**Task to complete**
Lines containing the string "maximum": how many are there below? Answer with the number only.

......

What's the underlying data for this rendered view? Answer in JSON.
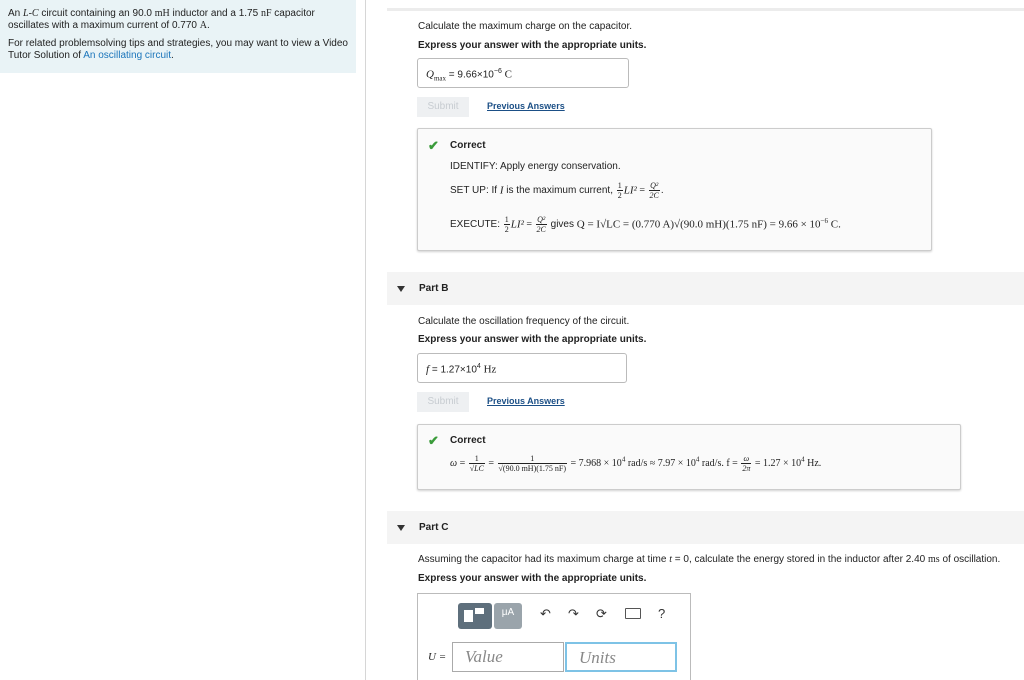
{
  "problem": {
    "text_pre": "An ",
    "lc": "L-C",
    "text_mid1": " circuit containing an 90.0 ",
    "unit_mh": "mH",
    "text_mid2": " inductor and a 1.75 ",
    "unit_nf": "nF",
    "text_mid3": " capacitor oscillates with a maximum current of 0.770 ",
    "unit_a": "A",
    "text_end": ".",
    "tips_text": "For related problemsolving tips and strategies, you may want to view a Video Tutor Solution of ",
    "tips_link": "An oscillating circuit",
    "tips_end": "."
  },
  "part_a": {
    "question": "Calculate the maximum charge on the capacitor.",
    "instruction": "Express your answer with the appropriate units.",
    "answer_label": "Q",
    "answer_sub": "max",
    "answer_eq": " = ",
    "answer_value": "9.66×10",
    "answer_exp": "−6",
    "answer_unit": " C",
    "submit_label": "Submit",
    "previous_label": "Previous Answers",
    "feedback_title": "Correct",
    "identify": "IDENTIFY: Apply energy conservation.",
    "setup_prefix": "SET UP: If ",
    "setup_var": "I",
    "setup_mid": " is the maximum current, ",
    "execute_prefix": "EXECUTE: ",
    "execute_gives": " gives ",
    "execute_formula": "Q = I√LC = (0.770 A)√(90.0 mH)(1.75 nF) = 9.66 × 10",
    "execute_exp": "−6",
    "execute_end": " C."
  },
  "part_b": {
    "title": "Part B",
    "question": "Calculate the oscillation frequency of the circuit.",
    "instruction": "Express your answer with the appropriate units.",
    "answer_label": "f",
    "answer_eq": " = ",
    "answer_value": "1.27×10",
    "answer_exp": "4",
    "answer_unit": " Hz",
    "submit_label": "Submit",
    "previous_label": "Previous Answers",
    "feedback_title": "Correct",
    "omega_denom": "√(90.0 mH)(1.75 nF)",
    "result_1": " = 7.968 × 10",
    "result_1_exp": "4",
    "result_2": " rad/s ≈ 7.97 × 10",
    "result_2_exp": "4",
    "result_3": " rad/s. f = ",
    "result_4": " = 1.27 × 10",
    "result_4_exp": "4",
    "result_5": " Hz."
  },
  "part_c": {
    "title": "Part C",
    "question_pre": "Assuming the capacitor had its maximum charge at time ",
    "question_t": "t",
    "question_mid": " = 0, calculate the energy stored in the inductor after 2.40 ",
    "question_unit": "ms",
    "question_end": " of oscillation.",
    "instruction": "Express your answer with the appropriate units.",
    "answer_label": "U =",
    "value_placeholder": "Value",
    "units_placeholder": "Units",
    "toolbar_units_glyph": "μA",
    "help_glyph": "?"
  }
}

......

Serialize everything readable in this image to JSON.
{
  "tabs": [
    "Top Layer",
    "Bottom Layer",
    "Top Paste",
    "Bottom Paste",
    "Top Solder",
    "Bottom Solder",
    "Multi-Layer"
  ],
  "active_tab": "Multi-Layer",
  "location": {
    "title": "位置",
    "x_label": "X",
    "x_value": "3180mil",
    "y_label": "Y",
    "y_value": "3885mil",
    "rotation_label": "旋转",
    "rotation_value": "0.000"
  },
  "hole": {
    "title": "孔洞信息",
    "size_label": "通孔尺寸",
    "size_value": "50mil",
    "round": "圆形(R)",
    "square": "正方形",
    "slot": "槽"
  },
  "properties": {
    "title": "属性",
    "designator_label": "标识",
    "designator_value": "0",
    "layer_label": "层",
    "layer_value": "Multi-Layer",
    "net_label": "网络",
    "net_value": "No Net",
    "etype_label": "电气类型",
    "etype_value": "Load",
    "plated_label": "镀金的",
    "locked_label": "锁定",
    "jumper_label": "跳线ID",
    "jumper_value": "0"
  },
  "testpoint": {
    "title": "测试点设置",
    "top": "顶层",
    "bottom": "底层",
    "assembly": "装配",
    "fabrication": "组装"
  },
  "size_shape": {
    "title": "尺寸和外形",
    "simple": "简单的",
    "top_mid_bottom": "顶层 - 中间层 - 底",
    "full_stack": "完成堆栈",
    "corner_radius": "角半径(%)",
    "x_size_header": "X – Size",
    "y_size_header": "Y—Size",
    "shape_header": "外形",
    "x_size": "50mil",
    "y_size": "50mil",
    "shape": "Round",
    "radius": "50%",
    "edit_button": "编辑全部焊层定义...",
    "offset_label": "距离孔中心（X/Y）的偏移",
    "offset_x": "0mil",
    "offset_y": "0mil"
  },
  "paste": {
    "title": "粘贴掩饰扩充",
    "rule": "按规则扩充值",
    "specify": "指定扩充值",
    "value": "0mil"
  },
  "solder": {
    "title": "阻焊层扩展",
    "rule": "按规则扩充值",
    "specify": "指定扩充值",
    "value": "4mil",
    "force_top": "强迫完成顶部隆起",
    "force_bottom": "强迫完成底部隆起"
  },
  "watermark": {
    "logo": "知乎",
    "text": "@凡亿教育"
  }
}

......

**Expected output**
4